Put aside you guidelines, your rule book, your certitudes about who is worthy or unworthy,  insider or outsider.  Anyone can potentially be your neighbor, and God will come to you  by surprise if you live by love. There is only one rule: "Be compassionate as your heavenly Father is compassionate." This is an unbearable yet wonderful invitation to life, and to the joy of the Gospel. 

New Wine

"He looked for the crop, but what it yielded was wild grapes" (Isa 5:3). 

The papacy of Pope Francis is summarized in his apostolic letter, Amoris Laetitia, "The Joy of Love." His central message is that God is merciful, and the most significant application of this message will be to get the church's most conservative hierarchy and theologians to open their minds and hearts to a different approach to the pastoral care of married people and families.

Hardline opponents of the pope continue to insist that Communion, the core sign of God's love, be denied any Catholic in an irregular marriage situation. The pope is pressing for a more realistic and compassionate pastoral accompaniment for couples who are struggling in real dilemmas in a conscientious desire to go forward within the church. 

The Word of God speaks to the challenge of mercy in this weekend's powerful readings and sheds both light and grace on Pope Francis' effort to preach the Good News to millions of Catholics suffering exclusion because of traditional teachings that emphasize legal absolutism.

Jesus's parable of the vineyard invokes the lyrical song of Isaiah about the Lord's beloved vineyard -- the people of God. This vineyard has been lovingly fashioned to produce the finest grapes, and from them the finest wine, the symbol of joy. But in Isaiah's lament, Jerusalem and Judah have not produced the harvest God sought. Instead, the vineyard place in their care has produced only wild grapes -- rebellion and shame.

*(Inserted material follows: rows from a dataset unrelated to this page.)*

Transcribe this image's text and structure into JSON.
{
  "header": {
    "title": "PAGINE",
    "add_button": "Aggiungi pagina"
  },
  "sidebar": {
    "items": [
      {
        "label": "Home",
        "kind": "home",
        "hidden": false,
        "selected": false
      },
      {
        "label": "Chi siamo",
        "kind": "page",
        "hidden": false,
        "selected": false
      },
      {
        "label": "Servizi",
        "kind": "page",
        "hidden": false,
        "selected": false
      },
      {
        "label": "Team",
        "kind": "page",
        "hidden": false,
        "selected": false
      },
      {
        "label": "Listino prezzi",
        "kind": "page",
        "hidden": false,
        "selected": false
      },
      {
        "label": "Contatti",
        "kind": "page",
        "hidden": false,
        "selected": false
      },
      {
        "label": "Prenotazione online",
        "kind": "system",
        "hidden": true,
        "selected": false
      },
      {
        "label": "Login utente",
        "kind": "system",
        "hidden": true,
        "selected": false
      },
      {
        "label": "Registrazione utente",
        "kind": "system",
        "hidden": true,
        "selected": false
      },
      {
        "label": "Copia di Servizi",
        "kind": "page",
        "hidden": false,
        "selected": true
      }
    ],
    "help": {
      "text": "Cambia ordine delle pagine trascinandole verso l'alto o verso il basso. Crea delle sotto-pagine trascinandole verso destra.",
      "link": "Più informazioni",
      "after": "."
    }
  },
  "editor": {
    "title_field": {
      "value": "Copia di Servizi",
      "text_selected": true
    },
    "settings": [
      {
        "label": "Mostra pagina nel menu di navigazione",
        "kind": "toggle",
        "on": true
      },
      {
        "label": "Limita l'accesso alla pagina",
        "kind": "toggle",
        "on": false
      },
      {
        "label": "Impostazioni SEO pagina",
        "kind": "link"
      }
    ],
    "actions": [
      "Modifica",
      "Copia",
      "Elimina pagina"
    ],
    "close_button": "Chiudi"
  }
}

For Jesus, this image described the failure of the leaders of Jerusalem to provide a harvest of justice and love. Despite God's generous gifts and Jesus's own preaching of God's mercy and forgiveness, the scribes and pharisees yielded only sour grapes. The history of their failure included rejection of every messenger and prophet sent by God to ask for an accounting.  The parable foretells that even the owner's beloved son would be murdered by the tenants, who wanted only to claim the vineyard for themselves. 

This stark outcome is in fact what Matthew saw when he composed his Gospel after the destruction of Jerusalem in 70 CE by the Romans. Jesus' own people had rejected his message and murdered him, like all the preceding prophets. Because of this tragic failure to read the signs of the times, God had built the beloved community on the very cornerstone they had rejected. The kingdom of God would come despite this tragedy, built on a new foundation, the crucified and risen Christ. God was doing something new, and it was marvelous to behold, Matthew declares.  

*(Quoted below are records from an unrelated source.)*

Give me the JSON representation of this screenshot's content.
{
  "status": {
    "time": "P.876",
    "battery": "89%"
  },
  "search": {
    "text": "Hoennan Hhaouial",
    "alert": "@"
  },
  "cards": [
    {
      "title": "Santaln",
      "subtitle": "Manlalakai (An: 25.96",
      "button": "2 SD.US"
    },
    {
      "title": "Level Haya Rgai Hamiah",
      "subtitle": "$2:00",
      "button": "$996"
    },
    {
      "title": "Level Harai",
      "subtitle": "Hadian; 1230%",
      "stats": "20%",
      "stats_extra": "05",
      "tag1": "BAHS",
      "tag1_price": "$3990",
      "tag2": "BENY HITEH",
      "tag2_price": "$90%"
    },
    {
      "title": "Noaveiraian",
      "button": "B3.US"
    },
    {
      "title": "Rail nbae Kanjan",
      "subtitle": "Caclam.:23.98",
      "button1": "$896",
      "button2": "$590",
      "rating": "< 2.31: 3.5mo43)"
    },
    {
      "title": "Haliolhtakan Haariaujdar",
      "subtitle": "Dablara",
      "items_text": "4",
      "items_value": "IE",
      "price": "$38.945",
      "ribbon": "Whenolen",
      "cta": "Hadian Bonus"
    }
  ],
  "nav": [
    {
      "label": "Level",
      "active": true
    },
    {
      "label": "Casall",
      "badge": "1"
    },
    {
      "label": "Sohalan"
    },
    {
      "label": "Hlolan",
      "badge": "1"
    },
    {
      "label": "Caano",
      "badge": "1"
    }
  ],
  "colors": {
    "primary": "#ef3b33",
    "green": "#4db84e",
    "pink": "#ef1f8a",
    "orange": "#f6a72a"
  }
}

We ponder this imagery and the parable Jesus told to try and grasp the struggle today to free the church from traditions and approaches to law and pastoral practice that seem only to preserve the power of leaders who reject any attempt to apply the Gospel of mercy to those who have fallen short of the strict ideal and the most literal interpretations of the Scriptures. For them, the church must be a tribunal that punishes and excludes sinners and those wounded on the battlefields of life. Pope Francis sees the church as first a field hospital that tends to the wounded before it passes judgment. Only this kind of church will ever evangelize the world; only this kind of church will show the face of the merciful God Jesus revealed and modeled.  

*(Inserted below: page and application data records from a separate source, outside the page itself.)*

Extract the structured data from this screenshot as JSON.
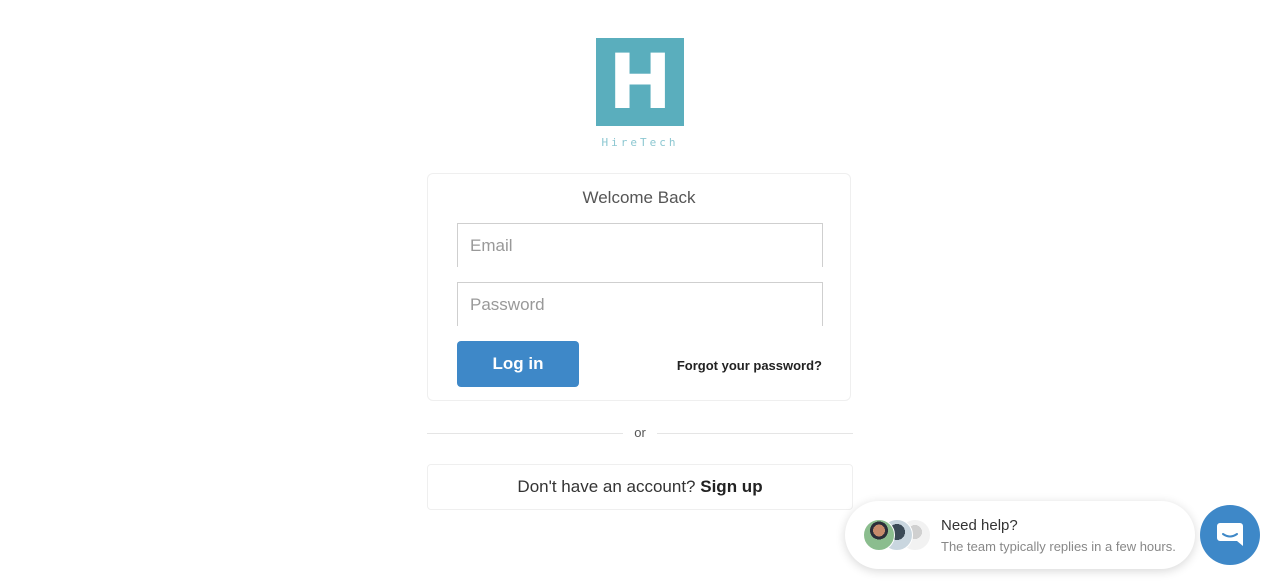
{
  "brand": {
    "logo_letter": "H",
    "name": "HireTech",
    "color": "#5aaebd"
  },
  "login": {
    "title": "Welcome Back",
    "email_placeholder": "Email",
    "email_value": "",
    "password_placeholder": "Password",
    "password_value": "",
    "login_label": "Log in",
    "forgot_label": "Forgot your password?",
    "button_color": "#3e88c8"
  },
  "divider": {
    "or_label": "or"
  },
  "signup": {
    "prompt": "Don't have an account?",
    "link_label": "Sign up"
  },
  "help_widget": {
    "title": "Need help?",
    "subtitle": "The team typically replies in a few hours.",
    "avatar_count": 3,
    "chat_icon": "chat-bubble-icon",
    "chat_color": "#3e88c8"
  }
}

What is at stake is the Vineyard of the Lord. Without a harvest of sweet grapes there will be no wine, and without the new wine there can be no joy, the joy of love.